Awarded: April 2000
(b. Nov. 17, 1942)
Martin Scorsese achieved fame and universal recognition in the 1970s with his filmmaking techniques that incorporated unusual camera and editing techniques, and his subject matter, which examined gangster life, religion, popular music and anti-heroes. His first acknowledged masterpiece was the 1973 drama “”Mean Streets.” He went on to film the acclaimed “Alice Doesn’t Live Here Anymore” and “Taxi Driver” in 1974. In April 1979, after years of preparation, he began work on “Raging Bull,” a film based on the autobiography of boxer Jake LaMotta. Filmed in black and white, the feature was his most ambitious work to date and is widely regarded as the greatest movie of the 1980s.
Related Library Resources
- Read “Film Foundation Holds First Meeting” from the July 1997 Library of Congress Information Bulletin.
- Read “‘From Peep Show to Palace’: New Book Recounts Turbulent Birth of Cinema” from the March 1996 Library of Congress Information Bulletin.
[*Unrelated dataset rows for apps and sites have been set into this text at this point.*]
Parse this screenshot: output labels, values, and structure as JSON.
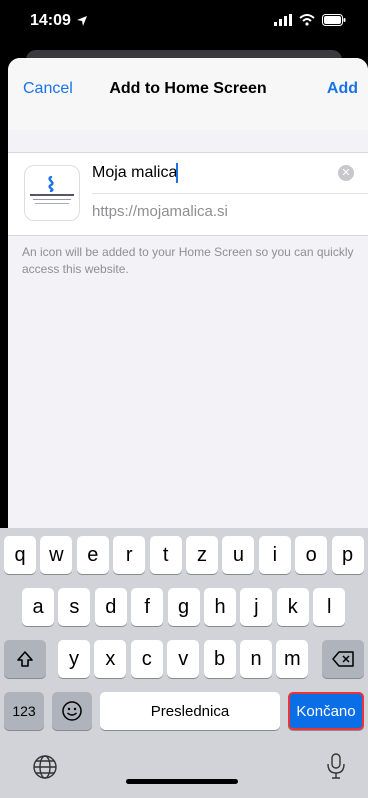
{
  "status": {
    "time": "14:09"
  },
  "sheet": {
    "cancel": "Cancel",
    "title": "Add to Home Screen",
    "add": "Add",
    "name_value": "Moja malica",
    "url": "https://mojamalica.si",
    "hint": "An icon will be added to your Home Screen so you can quickly access this website."
  },
  "keyboard": {
    "row1": [
      "q",
      "w",
      "e",
      "r",
      "t",
      "z",
      "u",
      "i",
      "o",
      "p"
    ],
    "row2": [
      "a",
      "s",
      "d",
      "f",
      "g",
      "h",
      "j",
      "k",
      "l"
    ],
    "row3": [
      "y",
      "x",
      "c",
      "v",
      "b",
      "n",
      "m"
    ],
    "numbers_label": "123",
    "space_label": "Preslednica",
    "done_label": "Končano"
  },
  "icons": [
    "location-arrow-icon",
    "signal-icon",
    "wifi-icon",
    "battery-icon",
    "clear-icon",
    "shift-icon",
    "backspace-icon",
    "emoji-icon",
    "globe-icon",
    "microphone-icon"
  ]
}
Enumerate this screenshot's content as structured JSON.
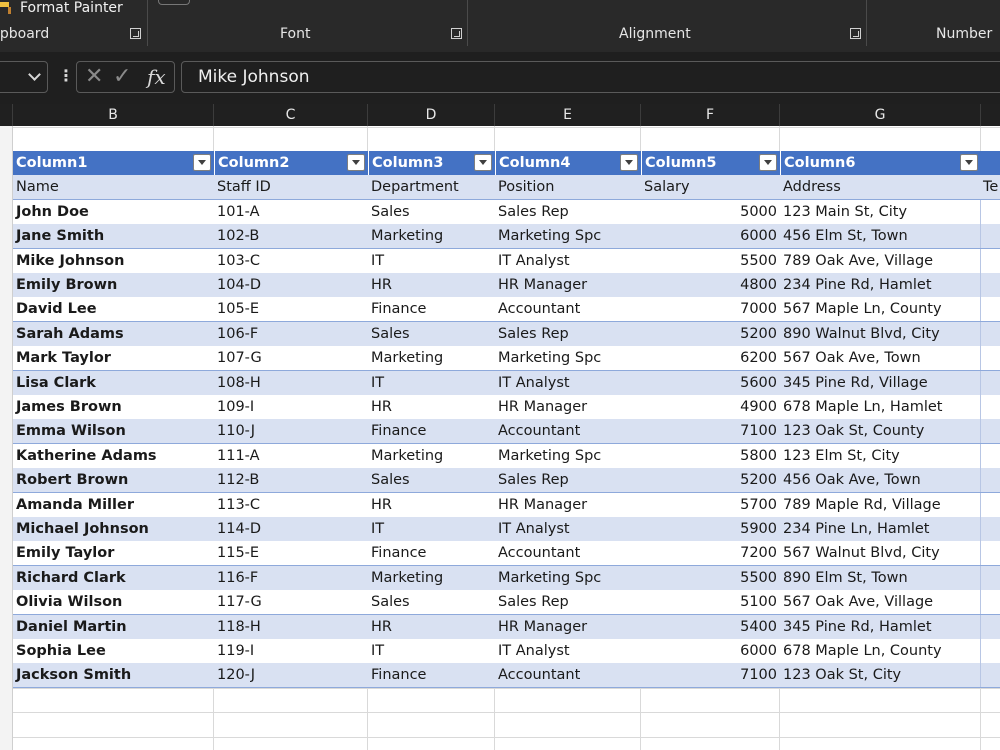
{
  "ribbon": {
    "format_painter": "Format Painter",
    "groups": [
      "ipboard",
      "Font",
      "Alignment",
      "Number"
    ]
  },
  "formula_bar": {
    "fx_label": "fx",
    "cancel_symbol": "✕",
    "enter_symbol": "✓",
    "value": "Mike Johnson"
  },
  "columns": [
    "B",
    "C",
    "D",
    "E",
    "F",
    "G"
  ],
  "table": {
    "headers": [
      "Column1",
      "Column2",
      "Column3",
      "Column4",
      "Column5",
      "Column6"
    ],
    "field_row": [
      "Name",
      "Staff ID",
      "Department",
      "Position",
      "Salary",
      "Address",
      "Te"
    ],
    "rows": [
      [
        "John Doe",
        "101-A",
        "Sales",
        "Sales Rep",
        "5000",
        "123 Main St, City"
      ],
      [
        "Jane Smith",
        "102-B",
        "Marketing",
        "Marketing Spc",
        "6000",
        "456 Elm St, Town"
      ],
      [
        "Mike Johnson",
        "103-C",
        "IT",
        "IT Analyst",
        "5500",
        "789 Oak Ave, Village"
      ],
      [
        "Emily Brown",
        "104-D",
        "HR",
        "HR Manager",
        "4800",
        "234 Pine Rd, Hamlet"
      ],
      [
        "David Lee",
        "105-E",
        "Finance",
        "Accountant",
        "7000",
        "567 Maple Ln, County"
      ],
      [
        "Sarah Adams",
        "106-F",
        "Sales",
        "Sales Rep",
        "5200",
        "890 Walnut Blvd, City"
      ],
      [
        "Mark Taylor",
        "107-G",
        "Marketing",
        "Marketing Spc",
        "6200",
        "567 Oak Ave, Town"
      ],
      [
        "Lisa Clark",
        "108-H",
        "IT",
        "IT Analyst",
        "5600",
        "345 Pine Rd, Village"
      ],
      [
        "James Brown",
        "109-I",
        "HR",
        "HR Manager",
        "4900",
        "678 Maple Ln, Hamlet"
      ],
      [
        "Emma Wilson",
        "110-J",
        "Finance",
        "Accountant",
        "7100",
        "123 Oak St, County"
      ],
      [
        "Katherine Adams",
        "111-A",
        "Marketing",
        "Marketing Spc",
        "5800",
        "123 Elm St, City"
      ],
      [
        "Robert Brown",
        "112-B",
        "Sales",
        "Sales Rep",
        "5200",
        "456 Oak Ave, Town"
      ],
      [
        "Amanda Miller",
        "113-C",
        "HR",
        "HR Manager",
        "5700",
        "789 Maple Rd, Village"
      ],
      [
        "Michael Johnson",
        "114-D",
        "IT",
        "IT Analyst",
        "5900",
        "234 Pine Ln, Hamlet"
      ],
      [
        "Emily Taylor",
        "115-E",
        "Finance",
        "Accountant",
        "7200",
        "567 Walnut Blvd, City"
      ],
      [
        "Richard Clark",
        "116-F",
        "Marketing",
        "Marketing Spc",
        "5500",
        "890 Elm St, Town"
      ],
      [
        "Olivia Wilson",
        "117-G",
        "Sales",
        "Sales Rep",
        "5100",
        "567 Oak Ave, Village"
      ],
      [
        "Daniel Martin",
        "118-H",
        "HR",
        "HR Manager",
        "5400",
        "345 Pine Rd, Hamlet"
      ],
      [
        "Sophia Lee",
        "119-I",
        "IT",
        "IT Analyst",
        "6000",
        "678 Maple Ln, County"
      ],
      [
        "Jackson Smith",
        "120-J",
        "Finance",
        "Accountant",
        "7100",
        "123 Oak St, City"
      ]
    ]
  },
  "colors": {
    "ribbon_bg": "#292929",
    "header_row": "#4472c4",
    "band_row": "#d9e1f2"
  }
}
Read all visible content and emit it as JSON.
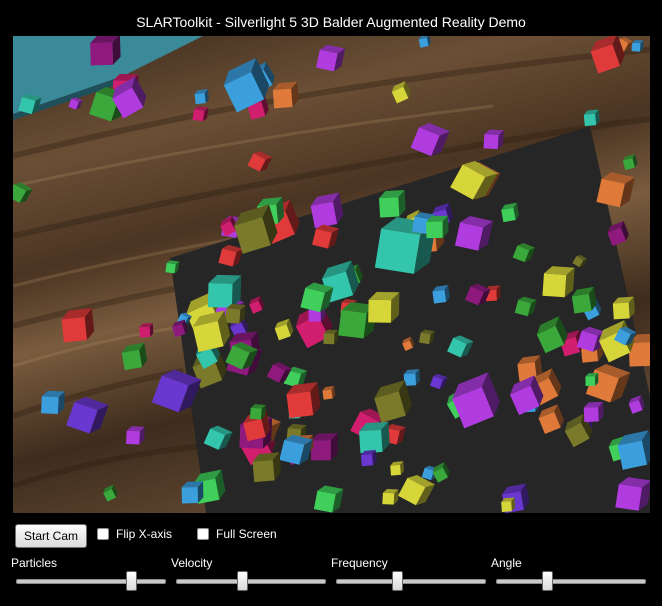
{
  "window": {
    "title": "SLARToolkit - Silverlight 5 3D Balder Augmented Reality Demo"
  },
  "controls": {
    "start_cam_label": "Start Cam",
    "flip_x_label": "Flip X-axis",
    "full_screen_label": "Full Screen",
    "flip_x_checked": false,
    "full_screen_checked": false
  },
  "sliders": [
    {
      "label": "Particles",
      "value": 0.79
    },
    {
      "label": "Velocity",
      "value": 0.44
    },
    {
      "label": "Frequency",
      "value": 0.4
    },
    {
      "label": "Angle",
      "value": 0.33
    }
  ],
  "colors": {
    "background": "#000000",
    "marker_board": "#262626",
    "table_wood": "#5a4330",
    "cube_palette": [
      "#8e1a7e",
      "#3fcf5a",
      "#3b9fde",
      "#d21e6e",
      "#6a37d0",
      "#d6d63a",
      "#34c6ad",
      "#e07a3a",
      "#b03ce0",
      "#3aa83a",
      "#7a7a2a",
      "#e03a3a"
    ]
  }
}
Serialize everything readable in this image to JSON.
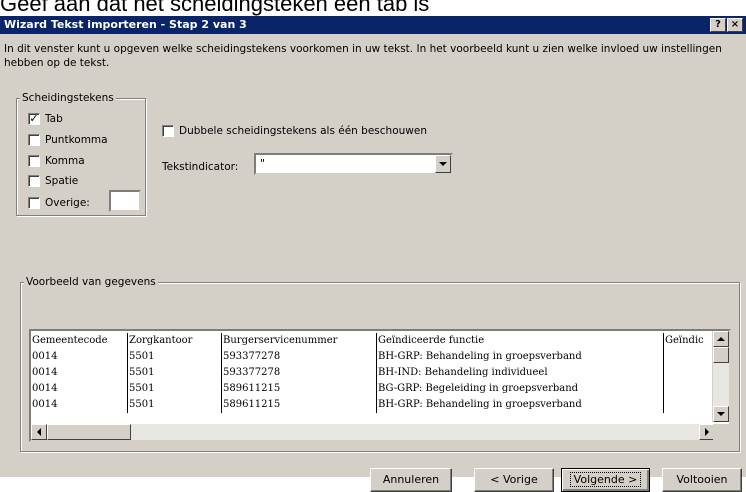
{
  "caption": "Geef aan dat het scheidingsteken een tab is",
  "window": {
    "title": "Wizard Tekst importeren - Stap 2 van 3",
    "help_label": "?",
    "close_label": "×"
  },
  "intro_text": "In dit venster kunt u opgeven welke scheidingstekens voorkomen in uw tekst. In het voorbeeld kunt u zien welke invloed uw instellingen hebben op de tekst.",
  "delimiters": {
    "group_label": "Scheidingstekens",
    "tab": {
      "label": "Tab",
      "checked": true
    },
    "semicolon": {
      "label": "Puntkomma",
      "checked": false
    },
    "comma": {
      "label": "Komma",
      "checked": false
    },
    "space": {
      "label": "Spatie",
      "checked": false
    },
    "other": {
      "label": "Overige:",
      "checked": false,
      "value": ""
    }
  },
  "consecutive": {
    "label": "Dubbele scheidingstekens als één beschouwen",
    "checked": false
  },
  "text_qualifier": {
    "label": "Tekstindicator:",
    "value": "\""
  },
  "preview": {
    "group_label": "Voorbeeld van gegevens",
    "columns": [
      "Gemeentecode",
      "Zorgkantoor",
      "Burgerservicenummer",
      "Geïndiceerde functie",
      "Geïndic"
    ],
    "rows": [
      [
        "0014",
        "5501",
        "593377278",
        "BH-GRP: Behandeling in groepsverband",
        ""
      ],
      [
        "0014",
        "5501",
        "593377278",
        "BH-IND: Behandeling individueel",
        ""
      ],
      [
        "0014",
        "5501",
        "589611215",
        "BG-GRP: Begeleiding in groepsverband",
        ""
      ],
      [
        "0014",
        "5501",
        "589611215",
        "BH-GRP: Behandeling in groepsverband",
        ""
      ]
    ]
  },
  "buttons": {
    "cancel": "Annuleren",
    "back": "< Vorige",
    "next": "Volgende >",
    "finish": "Voltooien"
  }
}
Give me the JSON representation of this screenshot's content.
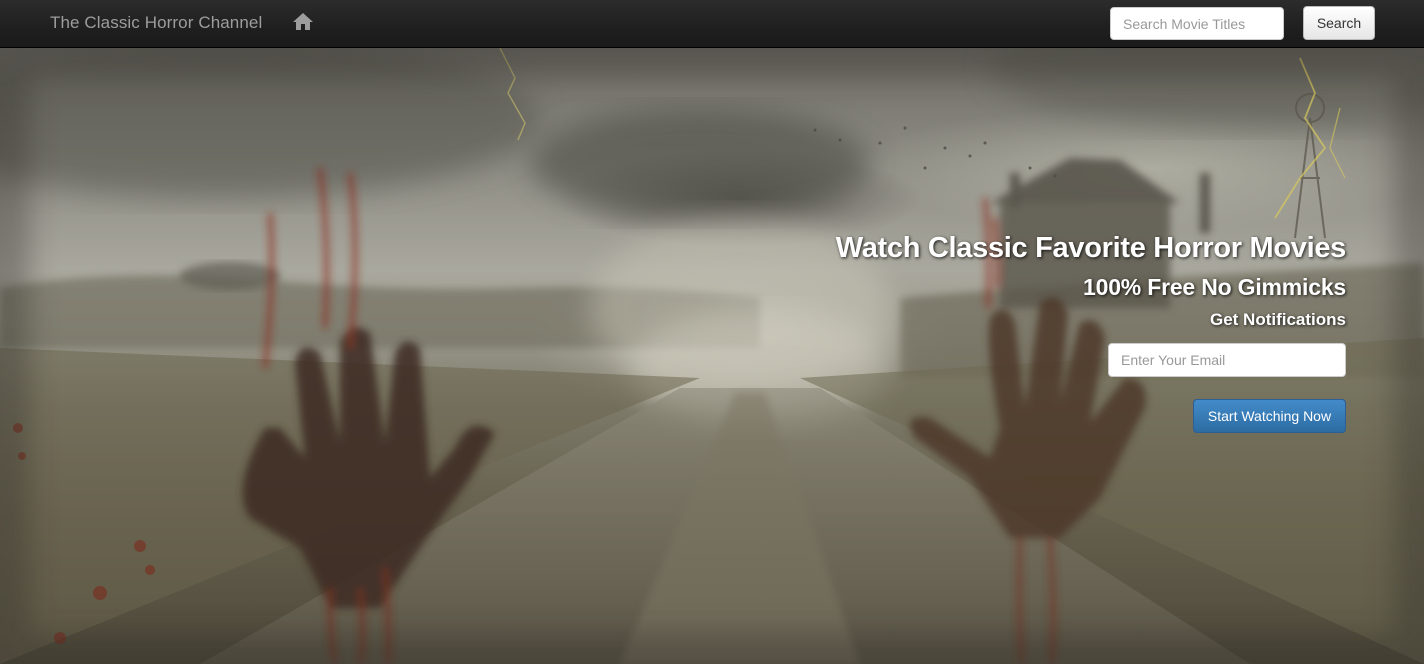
{
  "navbar": {
    "brand": "The Classic Horror Channel",
    "home_icon": "home-icon",
    "search": {
      "placeholder": "Search Movie Titles",
      "value": "",
      "button_label": "Search"
    }
  },
  "hero": {
    "headline": "Watch Classic Favorite Horror Movies",
    "subheadline": "100% Free No Gimmicks",
    "notifications_label": "Get Notifications",
    "email": {
      "placeholder": "Enter Your Email",
      "value": ""
    },
    "cta_label": "Start Watching Now",
    "background_description_icon": "horror-landscape-background"
  },
  "colors": {
    "navbar_bg": "#222222",
    "brand_text": "#9d9d9d",
    "primary_button": "#428bca",
    "hero_text": "#ffffff"
  }
}
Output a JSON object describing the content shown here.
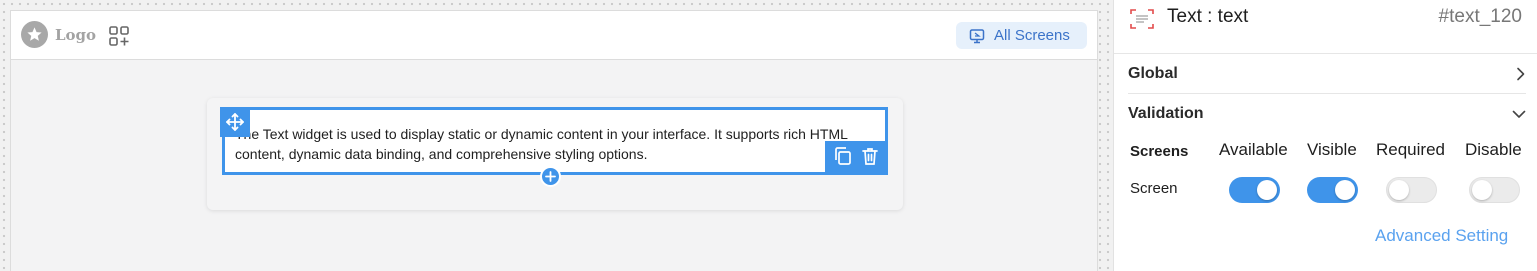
{
  "canvas": {
    "logo_text": "Logo",
    "all_screens_label": "All Screens",
    "widget_text": "The Text widget is used to display static or dynamic content in your interface. It supports rich HTML content, dynamic data binding, and comprehensive styling options."
  },
  "panel": {
    "title": "Text : text",
    "widget_id": "#text_120",
    "sections": {
      "global_label": "Global",
      "validation_label": "Validation"
    },
    "validation": {
      "columns": [
        "Screens",
        "Available",
        "Visible",
        "Required",
        "Disable"
      ],
      "row_label": "Screen",
      "toggles": {
        "available": true,
        "visible": true,
        "required": false,
        "disable": false
      }
    },
    "advanced_label": "Advanced Setting"
  },
  "colors": {
    "accent": "#3f94ea",
    "link": "#5aa2ef",
    "chip_bg": "#e6f0fb"
  },
  "icons": [
    "star-icon",
    "apps-add-icon",
    "monitor-icon",
    "move-icon",
    "copy-icon",
    "trash-icon",
    "plus-icon",
    "text-widget-icon",
    "chevron-right-icon",
    "chevron-down-icon"
  ]
}
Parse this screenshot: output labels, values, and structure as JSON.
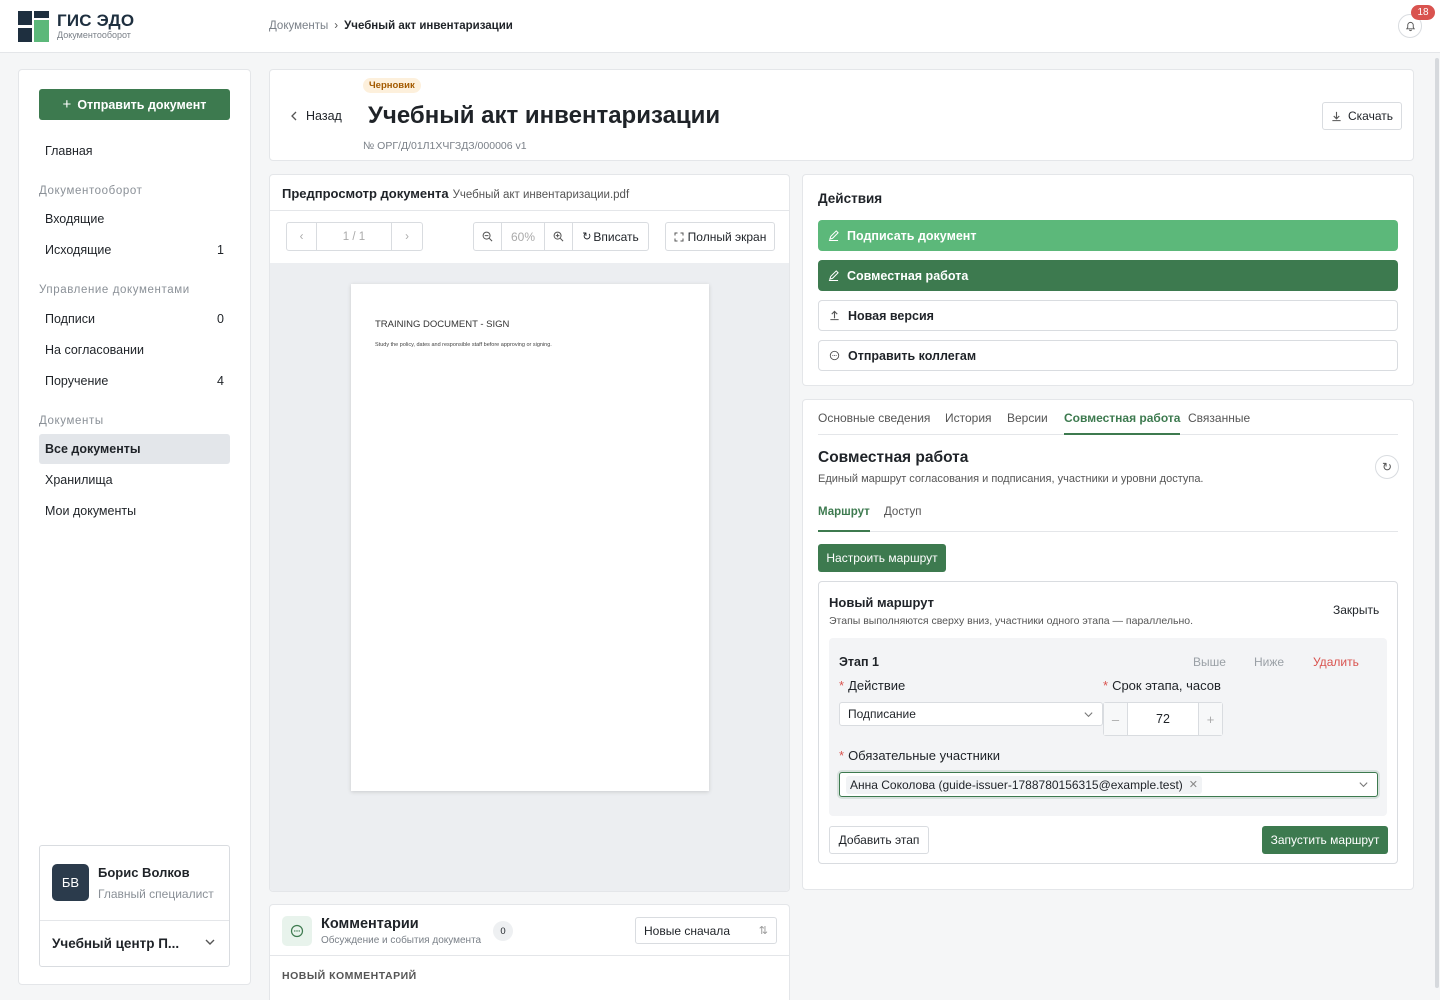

- The Motion Picture and Television Reading Room at the Library of Congress
- Several Scorsese films are featured in the Library’s National Film Registry.